> **MATERIALS PROVIDED**
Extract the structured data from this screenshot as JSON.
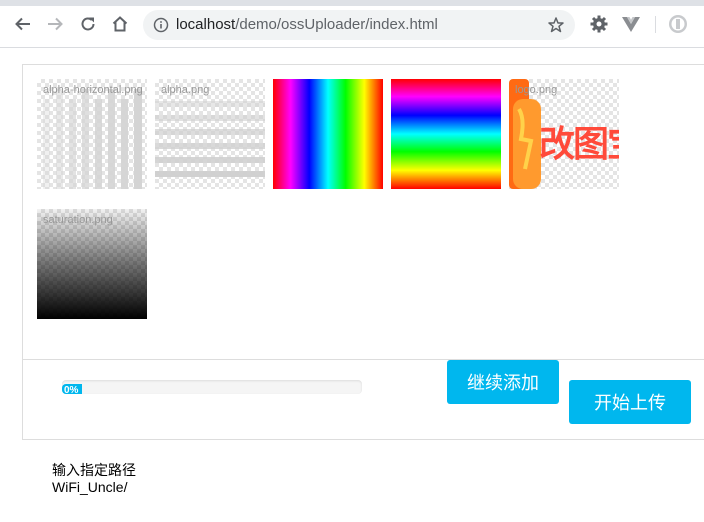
{
  "browser": {
    "url_host": "localhost",
    "url_path": "/demo/ossUploader/index.html"
  },
  "thumbnails": [
    {
      "caption": "alpha-horizontal.png"
    },
    {
      "caption": "alpha.png"
    },
    {
      "caption": ""
    },
    {
      "caption": ""
    },
    {
      "caption": "logo.png",
      "logo_text": "改图宝"
    },
    {
      "caption": "saturation.png"
    }
  ],
  "progress": {
    "value": 0,
    "label": "0%"
  },
  "buttons": {
    "add_more": "继续添加",
    "start_upload": "开始上传"
  },
  "path": {
    "label": "输入指定路径",
    "value": "WiFi_Uncle/"
  },
  "colors": {
    "accent": "#00b7ee"
  }
}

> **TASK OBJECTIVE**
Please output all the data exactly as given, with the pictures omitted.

> **RESULT FOR THIS TASK**
Extract the structured data from this screenshot as JSON.
{
  "browser": {
    "url_host": "localhost",
    "url_path": "/demo/ossUploader/index.html"
  },
  "thumbnails": [
    {
      "caption": "alpha-horizontal.png"
    },
    {
      "caption": "alpha.png"
    },
    {
      "caption": ""
    },
    {
      "caption": ""
    },
    {
      "caption": "logo.png",
      "logo_text": "改图宝"
    },
    {
      "caption": "saturation.png"
    }
  ],
  "progress": {
    "value": 0,
    "label": "0%"
  },
  "buttons": {
    "add_more": "继续添加",
    "start_upload": "开始上传"
  },
  "path": {
    "label": "输入指定路径",
    "value": "WiFi_Uncle/"
  },
  "colors": {
    "accent": "#00b7ee"
  }
}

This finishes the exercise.